[Requirement]
In how many lines of the entries below does "Geometry" appear? Give only the number.

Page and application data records
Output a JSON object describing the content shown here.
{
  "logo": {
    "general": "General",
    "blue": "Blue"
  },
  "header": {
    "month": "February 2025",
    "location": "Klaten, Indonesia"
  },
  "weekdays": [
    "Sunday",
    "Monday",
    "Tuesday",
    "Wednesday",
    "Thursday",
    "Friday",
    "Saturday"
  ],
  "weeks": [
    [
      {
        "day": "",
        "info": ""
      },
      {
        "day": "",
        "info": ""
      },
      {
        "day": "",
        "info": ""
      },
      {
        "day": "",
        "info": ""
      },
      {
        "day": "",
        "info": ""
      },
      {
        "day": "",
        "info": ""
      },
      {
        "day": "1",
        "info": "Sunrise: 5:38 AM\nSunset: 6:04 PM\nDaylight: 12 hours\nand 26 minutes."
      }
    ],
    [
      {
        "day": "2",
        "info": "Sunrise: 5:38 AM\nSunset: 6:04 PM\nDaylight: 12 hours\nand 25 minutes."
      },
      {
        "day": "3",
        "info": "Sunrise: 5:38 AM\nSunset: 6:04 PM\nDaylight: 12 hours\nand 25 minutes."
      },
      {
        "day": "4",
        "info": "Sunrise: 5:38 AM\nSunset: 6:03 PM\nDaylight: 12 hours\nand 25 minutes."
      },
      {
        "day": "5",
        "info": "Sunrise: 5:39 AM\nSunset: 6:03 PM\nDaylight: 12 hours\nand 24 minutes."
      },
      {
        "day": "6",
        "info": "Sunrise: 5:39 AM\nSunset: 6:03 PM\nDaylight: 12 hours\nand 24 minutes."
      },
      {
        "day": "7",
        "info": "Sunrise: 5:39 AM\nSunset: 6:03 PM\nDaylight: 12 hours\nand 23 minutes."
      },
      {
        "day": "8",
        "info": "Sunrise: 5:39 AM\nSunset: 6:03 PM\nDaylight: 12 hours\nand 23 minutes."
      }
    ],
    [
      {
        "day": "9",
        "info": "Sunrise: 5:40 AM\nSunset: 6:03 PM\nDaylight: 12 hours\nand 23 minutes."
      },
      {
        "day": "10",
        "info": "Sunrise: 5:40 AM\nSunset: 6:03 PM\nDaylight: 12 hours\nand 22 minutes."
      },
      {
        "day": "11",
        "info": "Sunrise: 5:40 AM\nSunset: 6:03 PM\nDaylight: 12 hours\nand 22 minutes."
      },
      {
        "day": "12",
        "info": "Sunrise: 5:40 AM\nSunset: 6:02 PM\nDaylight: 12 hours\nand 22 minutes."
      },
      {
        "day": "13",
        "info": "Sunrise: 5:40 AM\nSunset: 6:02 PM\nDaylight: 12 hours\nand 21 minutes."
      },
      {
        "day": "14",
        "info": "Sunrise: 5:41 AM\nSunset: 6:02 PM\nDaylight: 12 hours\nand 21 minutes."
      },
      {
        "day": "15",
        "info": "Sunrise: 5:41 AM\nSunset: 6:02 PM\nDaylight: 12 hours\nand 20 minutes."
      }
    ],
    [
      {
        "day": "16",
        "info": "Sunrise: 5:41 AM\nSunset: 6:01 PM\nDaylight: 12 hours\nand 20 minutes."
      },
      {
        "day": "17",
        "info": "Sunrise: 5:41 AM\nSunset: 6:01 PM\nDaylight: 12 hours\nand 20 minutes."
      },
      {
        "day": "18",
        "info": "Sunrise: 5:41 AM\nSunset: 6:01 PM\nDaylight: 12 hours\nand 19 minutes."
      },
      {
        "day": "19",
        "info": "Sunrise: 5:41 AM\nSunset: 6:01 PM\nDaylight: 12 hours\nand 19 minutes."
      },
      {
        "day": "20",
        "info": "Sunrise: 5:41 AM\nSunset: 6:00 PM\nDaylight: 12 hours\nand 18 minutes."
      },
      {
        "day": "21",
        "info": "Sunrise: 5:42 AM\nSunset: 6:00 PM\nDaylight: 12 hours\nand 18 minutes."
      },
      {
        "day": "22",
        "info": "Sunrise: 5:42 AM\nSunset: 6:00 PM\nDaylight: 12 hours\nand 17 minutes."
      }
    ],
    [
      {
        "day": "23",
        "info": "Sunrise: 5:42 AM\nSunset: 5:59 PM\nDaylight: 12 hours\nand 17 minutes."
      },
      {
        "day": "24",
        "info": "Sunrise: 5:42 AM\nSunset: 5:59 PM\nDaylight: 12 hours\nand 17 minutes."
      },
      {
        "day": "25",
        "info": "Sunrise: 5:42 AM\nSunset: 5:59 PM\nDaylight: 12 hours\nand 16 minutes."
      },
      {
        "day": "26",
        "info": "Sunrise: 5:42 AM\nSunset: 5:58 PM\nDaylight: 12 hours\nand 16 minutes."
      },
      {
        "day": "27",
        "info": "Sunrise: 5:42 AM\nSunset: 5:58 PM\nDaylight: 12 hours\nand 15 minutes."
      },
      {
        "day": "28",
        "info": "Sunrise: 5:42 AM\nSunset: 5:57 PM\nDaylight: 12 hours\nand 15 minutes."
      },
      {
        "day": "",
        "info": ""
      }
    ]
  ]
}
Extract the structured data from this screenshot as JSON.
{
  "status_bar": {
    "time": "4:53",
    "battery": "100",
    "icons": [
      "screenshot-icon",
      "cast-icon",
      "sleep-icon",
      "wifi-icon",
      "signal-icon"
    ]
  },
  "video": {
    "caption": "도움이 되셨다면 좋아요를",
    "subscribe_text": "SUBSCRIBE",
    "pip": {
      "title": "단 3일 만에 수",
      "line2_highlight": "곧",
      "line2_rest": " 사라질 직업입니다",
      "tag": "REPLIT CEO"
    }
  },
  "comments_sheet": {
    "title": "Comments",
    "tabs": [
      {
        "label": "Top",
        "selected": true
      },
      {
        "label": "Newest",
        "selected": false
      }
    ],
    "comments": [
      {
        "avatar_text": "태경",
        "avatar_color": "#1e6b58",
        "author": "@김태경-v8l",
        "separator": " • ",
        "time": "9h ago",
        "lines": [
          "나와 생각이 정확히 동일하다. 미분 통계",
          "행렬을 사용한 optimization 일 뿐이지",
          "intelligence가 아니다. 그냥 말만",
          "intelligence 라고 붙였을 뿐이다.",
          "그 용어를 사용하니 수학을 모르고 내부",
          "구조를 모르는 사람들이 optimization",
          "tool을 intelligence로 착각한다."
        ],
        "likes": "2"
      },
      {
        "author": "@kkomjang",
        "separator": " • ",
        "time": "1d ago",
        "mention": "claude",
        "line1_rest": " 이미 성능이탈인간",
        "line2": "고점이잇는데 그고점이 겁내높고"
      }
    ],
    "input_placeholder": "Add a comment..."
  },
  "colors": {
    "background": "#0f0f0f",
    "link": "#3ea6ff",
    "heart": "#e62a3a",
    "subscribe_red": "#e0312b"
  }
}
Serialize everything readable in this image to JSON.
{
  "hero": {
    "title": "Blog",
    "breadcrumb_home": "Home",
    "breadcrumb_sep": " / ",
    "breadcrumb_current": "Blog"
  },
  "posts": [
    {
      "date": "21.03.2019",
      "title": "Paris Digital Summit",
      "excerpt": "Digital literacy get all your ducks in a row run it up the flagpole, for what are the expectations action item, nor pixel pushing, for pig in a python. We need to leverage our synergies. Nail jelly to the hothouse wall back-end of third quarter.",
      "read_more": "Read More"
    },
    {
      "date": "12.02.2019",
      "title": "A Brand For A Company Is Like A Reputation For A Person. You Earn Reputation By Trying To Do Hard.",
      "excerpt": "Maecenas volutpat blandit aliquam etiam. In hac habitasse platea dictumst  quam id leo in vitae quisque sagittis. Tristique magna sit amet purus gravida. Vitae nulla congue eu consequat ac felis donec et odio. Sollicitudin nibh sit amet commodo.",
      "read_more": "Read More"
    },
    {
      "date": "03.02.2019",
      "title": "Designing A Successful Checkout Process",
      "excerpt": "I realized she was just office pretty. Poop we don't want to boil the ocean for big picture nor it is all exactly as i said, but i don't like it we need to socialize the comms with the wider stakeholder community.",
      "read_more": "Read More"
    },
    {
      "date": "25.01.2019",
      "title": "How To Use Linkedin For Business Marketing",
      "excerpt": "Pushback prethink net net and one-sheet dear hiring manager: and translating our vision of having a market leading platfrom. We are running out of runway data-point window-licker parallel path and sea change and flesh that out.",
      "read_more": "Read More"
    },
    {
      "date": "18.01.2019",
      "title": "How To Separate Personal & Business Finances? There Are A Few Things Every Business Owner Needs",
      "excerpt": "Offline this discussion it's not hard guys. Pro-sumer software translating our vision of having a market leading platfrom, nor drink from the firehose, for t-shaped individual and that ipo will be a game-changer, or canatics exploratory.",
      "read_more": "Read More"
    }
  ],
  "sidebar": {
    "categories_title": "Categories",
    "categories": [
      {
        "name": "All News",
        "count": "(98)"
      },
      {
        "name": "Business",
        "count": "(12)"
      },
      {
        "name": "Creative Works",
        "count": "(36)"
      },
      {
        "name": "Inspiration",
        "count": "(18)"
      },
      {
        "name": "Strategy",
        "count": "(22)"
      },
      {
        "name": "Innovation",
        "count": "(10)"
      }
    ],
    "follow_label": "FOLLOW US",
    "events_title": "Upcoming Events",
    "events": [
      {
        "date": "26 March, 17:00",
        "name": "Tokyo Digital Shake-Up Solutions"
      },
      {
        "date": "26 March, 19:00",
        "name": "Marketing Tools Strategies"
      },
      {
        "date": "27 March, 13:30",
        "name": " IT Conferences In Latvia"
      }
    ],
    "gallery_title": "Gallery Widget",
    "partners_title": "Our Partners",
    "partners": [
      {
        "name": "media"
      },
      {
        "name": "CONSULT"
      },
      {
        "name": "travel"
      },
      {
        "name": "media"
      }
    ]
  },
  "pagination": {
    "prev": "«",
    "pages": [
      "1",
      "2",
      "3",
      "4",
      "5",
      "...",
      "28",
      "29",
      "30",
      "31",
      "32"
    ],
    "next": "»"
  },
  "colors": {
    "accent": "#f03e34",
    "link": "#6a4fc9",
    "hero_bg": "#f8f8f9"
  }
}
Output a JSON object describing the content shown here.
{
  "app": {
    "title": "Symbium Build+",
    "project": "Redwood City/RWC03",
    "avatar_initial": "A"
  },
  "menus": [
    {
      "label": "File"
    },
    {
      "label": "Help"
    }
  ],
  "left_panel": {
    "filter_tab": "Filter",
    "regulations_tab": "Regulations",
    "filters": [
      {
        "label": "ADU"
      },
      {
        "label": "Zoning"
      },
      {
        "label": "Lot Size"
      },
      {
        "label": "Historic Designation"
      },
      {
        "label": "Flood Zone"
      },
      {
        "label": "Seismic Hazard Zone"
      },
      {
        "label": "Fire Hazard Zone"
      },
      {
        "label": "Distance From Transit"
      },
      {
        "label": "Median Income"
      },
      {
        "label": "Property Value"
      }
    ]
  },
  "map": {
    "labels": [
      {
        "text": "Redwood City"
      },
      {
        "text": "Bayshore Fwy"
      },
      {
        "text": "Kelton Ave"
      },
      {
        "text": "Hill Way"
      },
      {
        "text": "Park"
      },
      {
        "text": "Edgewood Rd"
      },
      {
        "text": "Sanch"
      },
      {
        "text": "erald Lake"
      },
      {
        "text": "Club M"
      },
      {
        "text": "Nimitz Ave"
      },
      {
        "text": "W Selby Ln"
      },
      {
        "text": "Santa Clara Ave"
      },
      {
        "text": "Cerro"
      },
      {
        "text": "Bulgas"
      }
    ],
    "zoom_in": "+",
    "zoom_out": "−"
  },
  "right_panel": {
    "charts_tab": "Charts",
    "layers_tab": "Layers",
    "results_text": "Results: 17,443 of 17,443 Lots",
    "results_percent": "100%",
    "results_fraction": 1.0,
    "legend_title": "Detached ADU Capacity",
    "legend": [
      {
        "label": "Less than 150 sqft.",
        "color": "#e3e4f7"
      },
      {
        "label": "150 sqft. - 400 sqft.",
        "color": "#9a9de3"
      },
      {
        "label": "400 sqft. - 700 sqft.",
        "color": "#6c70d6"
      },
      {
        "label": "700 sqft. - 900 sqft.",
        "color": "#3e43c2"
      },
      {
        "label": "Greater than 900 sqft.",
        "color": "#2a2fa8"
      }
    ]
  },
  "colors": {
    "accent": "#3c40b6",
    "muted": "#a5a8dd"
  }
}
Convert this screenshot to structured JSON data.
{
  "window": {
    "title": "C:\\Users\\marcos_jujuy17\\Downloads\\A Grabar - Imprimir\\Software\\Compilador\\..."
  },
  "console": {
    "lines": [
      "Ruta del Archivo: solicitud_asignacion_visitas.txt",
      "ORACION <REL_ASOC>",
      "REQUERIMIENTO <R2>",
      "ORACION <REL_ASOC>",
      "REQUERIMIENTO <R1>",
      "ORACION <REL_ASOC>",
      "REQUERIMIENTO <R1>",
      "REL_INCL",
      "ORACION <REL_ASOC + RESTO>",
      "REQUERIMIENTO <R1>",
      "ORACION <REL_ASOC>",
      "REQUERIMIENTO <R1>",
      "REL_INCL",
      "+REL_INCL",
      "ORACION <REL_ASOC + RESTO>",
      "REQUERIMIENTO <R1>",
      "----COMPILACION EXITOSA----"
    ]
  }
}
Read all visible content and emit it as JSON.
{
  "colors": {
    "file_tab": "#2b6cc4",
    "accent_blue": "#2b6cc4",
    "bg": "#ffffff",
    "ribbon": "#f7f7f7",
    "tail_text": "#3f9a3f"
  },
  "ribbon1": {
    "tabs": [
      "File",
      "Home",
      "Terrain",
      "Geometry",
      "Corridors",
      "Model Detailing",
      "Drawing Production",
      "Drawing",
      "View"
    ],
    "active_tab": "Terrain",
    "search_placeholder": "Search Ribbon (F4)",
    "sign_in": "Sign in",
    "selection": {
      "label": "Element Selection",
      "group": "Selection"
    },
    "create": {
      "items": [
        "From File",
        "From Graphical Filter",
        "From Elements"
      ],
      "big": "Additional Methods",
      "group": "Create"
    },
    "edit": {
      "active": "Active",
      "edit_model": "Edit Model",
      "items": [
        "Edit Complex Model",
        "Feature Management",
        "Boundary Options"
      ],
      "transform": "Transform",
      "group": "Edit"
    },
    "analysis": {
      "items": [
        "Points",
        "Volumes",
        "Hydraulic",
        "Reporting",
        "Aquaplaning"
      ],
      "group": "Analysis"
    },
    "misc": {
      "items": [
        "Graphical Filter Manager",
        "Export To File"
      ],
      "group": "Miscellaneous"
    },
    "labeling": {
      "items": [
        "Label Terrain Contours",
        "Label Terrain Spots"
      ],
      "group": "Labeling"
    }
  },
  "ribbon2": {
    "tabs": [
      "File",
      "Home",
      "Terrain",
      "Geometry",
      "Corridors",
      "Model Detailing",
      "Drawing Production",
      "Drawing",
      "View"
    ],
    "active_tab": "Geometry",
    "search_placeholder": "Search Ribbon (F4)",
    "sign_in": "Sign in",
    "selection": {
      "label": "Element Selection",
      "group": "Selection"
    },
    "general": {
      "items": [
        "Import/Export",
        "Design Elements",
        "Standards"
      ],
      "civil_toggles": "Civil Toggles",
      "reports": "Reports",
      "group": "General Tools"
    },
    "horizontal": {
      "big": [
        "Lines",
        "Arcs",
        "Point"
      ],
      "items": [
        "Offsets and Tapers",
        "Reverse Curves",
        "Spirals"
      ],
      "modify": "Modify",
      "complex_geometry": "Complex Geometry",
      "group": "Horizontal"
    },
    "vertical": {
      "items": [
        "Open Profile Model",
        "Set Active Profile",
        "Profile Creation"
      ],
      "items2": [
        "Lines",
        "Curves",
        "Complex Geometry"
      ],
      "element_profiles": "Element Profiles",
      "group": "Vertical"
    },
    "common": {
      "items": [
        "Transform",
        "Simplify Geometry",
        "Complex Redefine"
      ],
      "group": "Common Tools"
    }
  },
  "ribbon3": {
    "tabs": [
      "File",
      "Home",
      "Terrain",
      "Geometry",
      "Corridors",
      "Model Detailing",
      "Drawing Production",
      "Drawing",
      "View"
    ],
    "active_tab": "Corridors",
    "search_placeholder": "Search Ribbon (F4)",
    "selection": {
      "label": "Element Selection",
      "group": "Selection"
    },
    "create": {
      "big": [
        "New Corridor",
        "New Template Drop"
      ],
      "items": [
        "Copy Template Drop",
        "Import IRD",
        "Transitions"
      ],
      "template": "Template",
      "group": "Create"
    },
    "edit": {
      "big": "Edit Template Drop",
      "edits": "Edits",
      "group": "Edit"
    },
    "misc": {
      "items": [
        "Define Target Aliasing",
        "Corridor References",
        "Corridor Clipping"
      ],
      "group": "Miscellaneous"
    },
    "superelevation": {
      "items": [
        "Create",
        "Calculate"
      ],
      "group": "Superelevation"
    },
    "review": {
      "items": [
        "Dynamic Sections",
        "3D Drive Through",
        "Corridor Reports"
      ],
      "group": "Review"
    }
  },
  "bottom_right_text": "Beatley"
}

[Result of the exercise]
7